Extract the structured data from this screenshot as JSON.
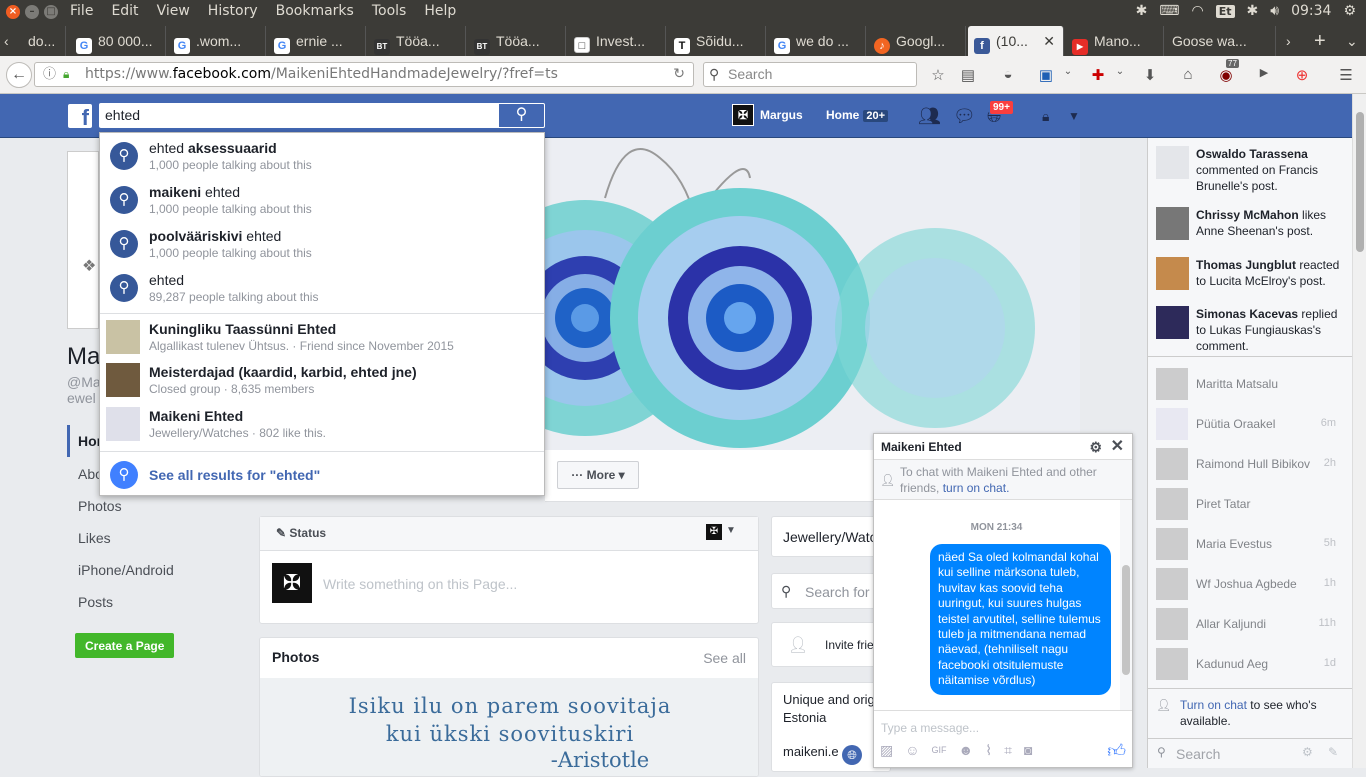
{
  "os": {
    "menu": [
      "File",
      "Edit",
      "View",
      "History",
      "Bookmarks",
      "Tools",
      "Help"
    ],
    "keyboard_layout": "Et",
    "clock": "09:34"
  },
  "browser": {
    "tabs": [
      {
        "label": "do...",
        "icon": "generic"
      },
      {
        "label": "80 000...",
        "icon": "google"
      },
      {
        "label": ".wom...",
        "icon": "google"
      },
      {
        "label": "ernie ...",
        "icon": "google"
      },
      {
        "label": "Tööa...",
        "icon": "bt"
      },
      {
        "label": "Tööa...",
        "icon": "bt"
      },
      {
        "label": "Invest...",
        "icon": "page"
      },
      {
        "label": "Sõidu...",
        "icon": "tm"
      },
      {
        "label": "we do ...",
        "icon": "google"
      },
      {
        "label": "Googl...",
        "icon": "orange"
      },
      {
        "label": "(10...",
        "icon": "facebook",
        "active": true
      },
      {
        "label": "Mano...",
        "icon": "youtube"
      },
      {
        "label": "Goose wa...",
        "icon": "none"
      }
    ],
    "url_prefix": "https://www.",
    "url_domain": "facebook.com",
    "url_path": "/MaikeniEhtedHandmadeJewelry/?fref=ts",
    "search_placeholder": "Search",
    "addon_badge": "77"
  },
  "fb": {
    "search_value": "ehted",
    "user_name": "Margus",
    "home_label": "Home",
    "home_count": "20+",
    "notif_count": "99+",
    "suggestions": [
      {
        "plain": "ehted ",
        "bold": "aksessuaarid",
        "sub": "1,000 people talking about this",
        "type": "search"
      },
      {
        "plain": " ehted",
        "bold": "maikeni",
        "sub": "1,000 people talking about this",
        "type": "search",
        "bold_first": true
      },
      {
        "plain": " ehted",
        "bold": "poolvääriskivi",
        "sub": "1,000 people talking about this",
        "type": "search",
        "bold_first": true
      },
      {
        "plain": "ehted",
        "bold": "",
        "sub": "89,287 people talking about this",
        "type": "search"
      },
      {
        "plain": "",
        "bold": "Kuningliku Taassünni Ehted",
        "sub": "Algallikast tulenev Ühtsus. · Friend since November 2015",
        "type": "page"
      },
      {
        "plain": "",
        "bold": "Meisterdajad (kaardid, karbid, ehted jne)",
        "sub": "Closed group · 8,635 members",
        "type": "group"
      },
      {
        "plain": "",
        "bold": "Maikeni Ehted",
        "sub": "Jewellery/Watches · 802 like this.",
        "type": "page2"
      }
    ],
    "see_all": "See all results for \"ehted\""
  },
  "page": {
    "title_partial": "Ma",
    "handle_partial": "@Ma",
    "handle_partial2": "ewel",
    "nav": [
      "Hom",
      "Abo",
      "Photos",
      "Likes",
      "iPhone/Android",
      "Posts"
    ],
    "create_page": "Create a Page",
    "more_label": "More",
    "status_label": "Status",
    "composer_placeholder": "Write something on this Page...",
    "photos_title": "Photos",
    "see_all_label": "See all",
    "quote_lines": [
      "Isiku ilu on parem soovitaja",
      "kui ükski soovituskiri",
      "-Aristotle"
    ],
    "category_partial": "Jewellery/Watc",
    "search_partial": "Search for",
    "invite_partial": "Invite frie",
    "about_partial1": "Unique and orig",
    "about_partial2": "Estonia",
    "website_partial": "maikeni.e"
  },
  "ticker": [
    {
      "name": "Oswaldo Tarassena",
      "text": " commented on Francis Brunelle's post."
    },
    {
      "name": "Chrissy McMahon",
      "text": " likes Anne Sheenan's post."
    },
    {
      "name": "Thomas Jungblut",
      "text": " reacted to Lucita McElroy's post."
    },
    {
      "name": "Simonas Kacevas",
      "text": " replied to Lukas Fungiauskas's comment."
    }
  ],
  "friends": [
    {
      "name": "Maritta Matsalu",
      "time": ""
    },
    {
      "name": "Püütia Oraakel",
      "time": "6m"
    },
    {
      "name": "Raimond Hull Bibikov",
      "time": "2h"
    },
    {
      "name": "Piret Tatar",
      "time": ""
    },
    {
      "name": "Maria Evestus",
      "time": "5h"
    },
    {
      "name": "Wf Joshua Agbede",
      "time": "1h"
    },
    {
      "name": "Allar Kaljundi",
      "time": "11h"
    },
    {
      "name": "Kadunud Aeg",
      "time": "1d"
    }
  ],
  "chat_sidebar": {
    "turn_on_link": "Turn on chat",
    "turn_on_text": " to see who's available.",
    "search_placeholder": "Search"
  },
  "chat": {
    "title": "Maikeni Ehted",
    "notice": "To chat with Maikeni Ehted and other friends, ",
    "notice_link": "turn on chat.",
    "timestamp": "MON 21:34",
    "message": "näed Sa oled kolmandal kohal kui selline märksona tuleb, huvitav kas soovid teha uuringut, kui suures hulgas teistel arvutitel, selline tulemus tuleb ja mitmendana nemad näevad, (tehniliselt nagu facebooki otsitulemuste näitamise võrdlus)",
    "input_placeholder": "Type a message..."
  }
}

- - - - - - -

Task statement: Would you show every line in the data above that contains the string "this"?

Written answer:
Extract the structured data from this screenshot as JSON.
        "sub": "1,000 people talking about this",
        "sub": "1,000 people talking about this",
        "sub": "1,000 people talking about this",
        "sub": "89,287 people talking about this",
        "sub": "Jewellery/Watches · 802 like this.",
    "composer_placeholder": "Write something on this Page...",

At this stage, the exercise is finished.